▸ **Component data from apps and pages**
•••

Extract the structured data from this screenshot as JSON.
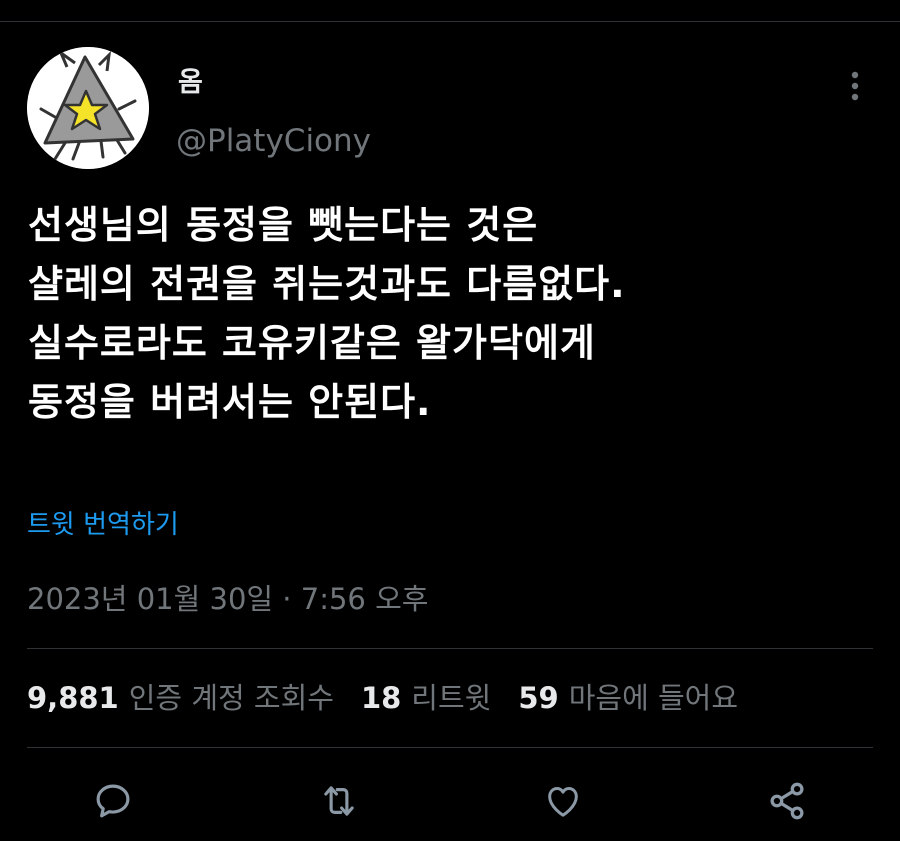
{
  "tweet": {
    "display_name": "옴",
    "handle": "@PlatyCiony",
    "text": "선생님의 동정을 뺏는다는 것은\n샬레의 전권을 쥐는것과도 다름없다.\n실수로라도 코유키같은 왈가닥에게\n동정을 버려서는 안된다.",
    "translate_label": "트윗 번역하기",
    "timestamp": "2023년 01월 30일 · 7:56 오후"
  },
  "stats": {
    "views_count": "9,881",
    "views_label": "인증 계정 조회수",
    "retweets_count": "18",
    "retweets_label": "리트윗",
    "likes_count": "59",
    "likes_label": "마음에 들어요"
  },
  "icons": {
    "more": "more-vertical-icon",
    "reply": "reply-icon",
    "retweet": "retweet-icon",
    "like": "heart-icon",
    "share": "share-icon"
  },
  "colors": {
    "background": "#000000",
    "text_primary": "#e7e9ea",
    "text_secondary": "#71767b",
    "link": "#1d9bf0",
    "divider": "#2f3336",
    "avatar_star": "#f5e32a"
  }
}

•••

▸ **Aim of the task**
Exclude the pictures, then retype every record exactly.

▸ **Solution**
Extract the structured data from this screenshot as JSON.
{
  "tweet": {
    "display_name": "옴",
    "handle": "@PlatyCiony",
    "text": "선생님의 동정을 뺏는다는 것은\n샬레의 전권을 쥐는것과도 다름없다.\n실수로라도 코유키같은 왈가닥에게\n동정을 버려서는 안된다.",
    "translate_label": "트윗 번역하기",
    "timestamp": "2023년 01월 30일 · 7:56 오후"
  },
  "stats": {
    "views_count": "9,881",
    "views_label": "인증 계정 조회수",
    "retweets_count": "18",
    "retweets_label": "리트윗",
    "likes_count": "59",
    "likes_label": "마음에 들어요"
  },
  "icons": {
    "more": "more-vertical-icon",
    "reply": "reply-icon",
    "retweet": "retweet-icon",
    "like": "heart-icon",
    "share": "share-icon"
  },
  "colors": {
    "background": "#000000",
    "text_primary": "#e7e9ea",
    "text_secondary": "#71767b",
    "link": "#1d9bf0",
    "divider": "#2f3336",
    "avatar_star": "#f5e32a"
  }
}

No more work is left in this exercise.